:: What you will do ::
Every entry is to be reproduced word for word, but the images are not.

:: Data ::

__________

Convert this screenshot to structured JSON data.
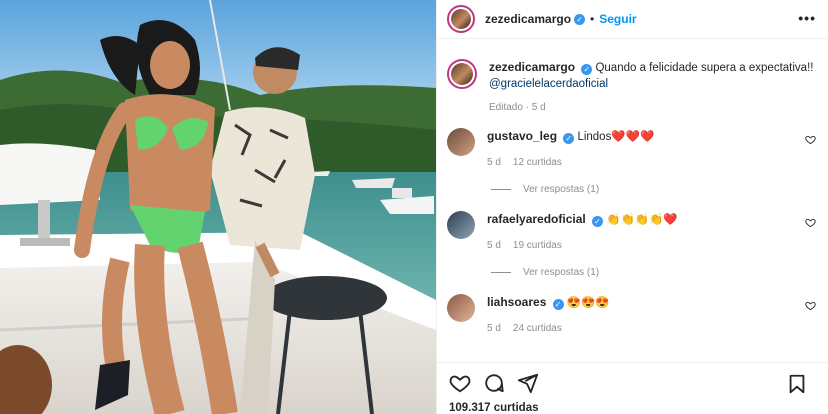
{
  "post": {
    "username": "zezedicamargo",
    "follow_label": "Seguir",
    "more_label": "•••",
    "separator": "•"
  },
  "caption": {
    "username": "zezedicamargo",
    "text": "Quando a felicidade supera a expectativa!!",
    "mention": "@gracielelacerdaoficial",
    "edited": "Editado · 5 d"
  },
  "comments": [
    {
      "username": "gustavo_leg",
      "text": "Lindos❤️❤️❤️",
      "time": "5 d",
      "likes": "12 curtidas",
      "replies": "Ver respostas (1)"
    },
    {
      "username": "rafaelyaredoficial",
      "text": "👏👏👏👏❤️",
      "time": "5 d",
      "likes": "19 curtidas",
      "replies": "Ver respostas (1)"
    },
    {
      "username": "liahsoares",
      "text": "😍😍😍",
      "time": "5 d",
      "likes": "24 curtidas"
    }
  ],
  "stats": {
    "likes": "109.317 curtidas"
  },
  "icons": {
    "like": "heart-icon",
    "comment": "comment-icon",
    "share": "share-icon",
    "save": "bookmark-icon",
    "verified": "verified-badge-icon"
  },
  "colors": {
    "follow": "#0095f6",
    "verified": "#3897f0",
    "mention": "#00376b",
    "muted": "#8e8e8e"
  }
}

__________

:: Answer section ::
Convert this screenshot to structured JSON data.
{
  "post": {
    "username": "zezedicamargo",
    "follow_label": "Seguir",
    "more_label": "•••",
    "separator": "•"
  },
  "caption": {
    "username": "zezedicamargo",
    "text": "Quando a felicidade supera a expectativa!!",
    "mention": "@gracielelacerdaoficial",
    "edited": "Editado · 5 d"
  },
  "comments": [
    {
      "username": "gustavo_leg",
      "text": "Lindos❤️❤️❤️",
      "time": "5 d",
      "likes": "12 curtidas",
      "replies": "Ver respostas (1)"
    },
    {
      "username": "rafaelyaredoficial",
      "text": "👏👏👏👏❤️",
      "time": "5 d",
      "likes": "19 curtidas",
      "replies": "Ver respostas (1)"
    },
    {
      "username": "liahsoares",
      "text": "😍😍😍",
      "time": "5 d",
      "likes": "24 curtidas"
    }
  ],
  "stats": {
    "likes": "109.317 curtidas"
  },
  "icons": {
    "like": "heart-icon",
    "comment": "comment-icon",
    "share": "share-icon",
    "save": "bookmark-icon",
    "verified": "verified-badge-icon"
  },
  "colors": {
    "follow": "#0095f6",
    "verified": "#3897f0",
    "mention": "#00376b",
    "muted": "#8e8e8e"
  }
}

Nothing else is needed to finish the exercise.